This book is about meals... primarily communion but it also reminds us of the sacredness of being at table with one another and the place that meals hold in building community and reinforcing "who we are and to whom we belong." It shares a few recipes (we're going to try them), some poems, and lots of metaphors illustrating the role of communion in our lives.
I like this book. A lot. I wanted to like it even more, but I read it too fast for that. It is a short book and easily read in two or three sittings, which is what I did. That was a mistake. It reads more like a series of free flowing discussions over the kitchen table rather than a linear argument or treatise on the theology of the Eucharist and each little bit requires some time to properly digest. The book made me think of the Slow Food movement, a reaction to fast food eating that envisions food as something we ingest quickly and without thought, as a means of getting a little quick physical nutrition as if eating is the same as refueling a car at the gas station. Slow Food says that eating together can be a time of meaning, of community, of re-membering and it can be sacred time that makes us whole rather than just full. I read Keeping the Feast like fast food and that was a mistake. I'll read it again... slowly, digesting each metaphor and wrestling with the challenges. (I love the idea of the Thursday Night Dinner).
The secondary theme of the sacredness of eating together will be most meaningful in my life. My wife and I do eat dinner together every evening but too often it is perfunctory as we grab something and park in front of the television. Recently my daughter, son-in-law, and grandson moved in with us which has changed our eating pattern and pushed us back to the table together. It takes more time and a lot more energy, but it might just be a wonderful opportunity for re-membering. I'm hopeful. I dare not implement a Thursday Night Dinner without permission but the idea holds a lot of attraction for me. At the very least, it will push me to open our door more than we do in our isolated American life.
So... I recommend this book.

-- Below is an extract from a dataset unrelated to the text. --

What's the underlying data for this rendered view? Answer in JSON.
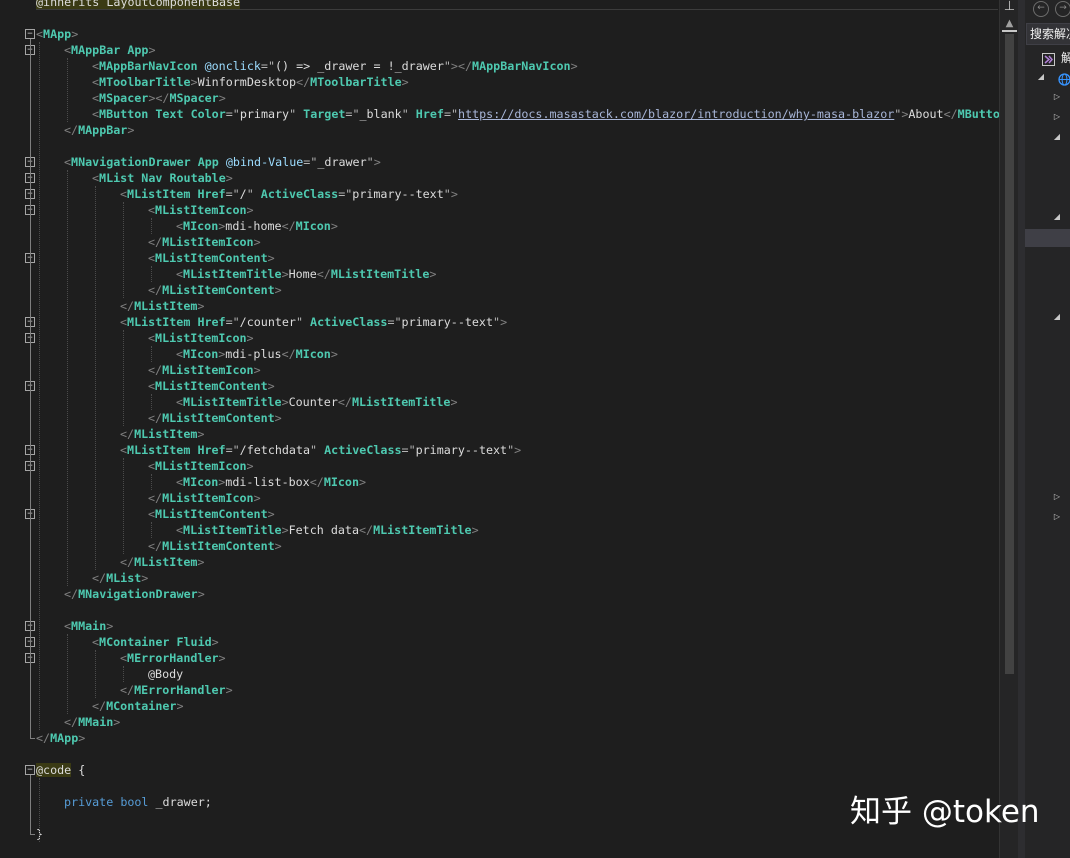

Read it slowly and take time to digest the ideas.
In the meantime, check out Milton Brasher-Cunningham's blogs - http://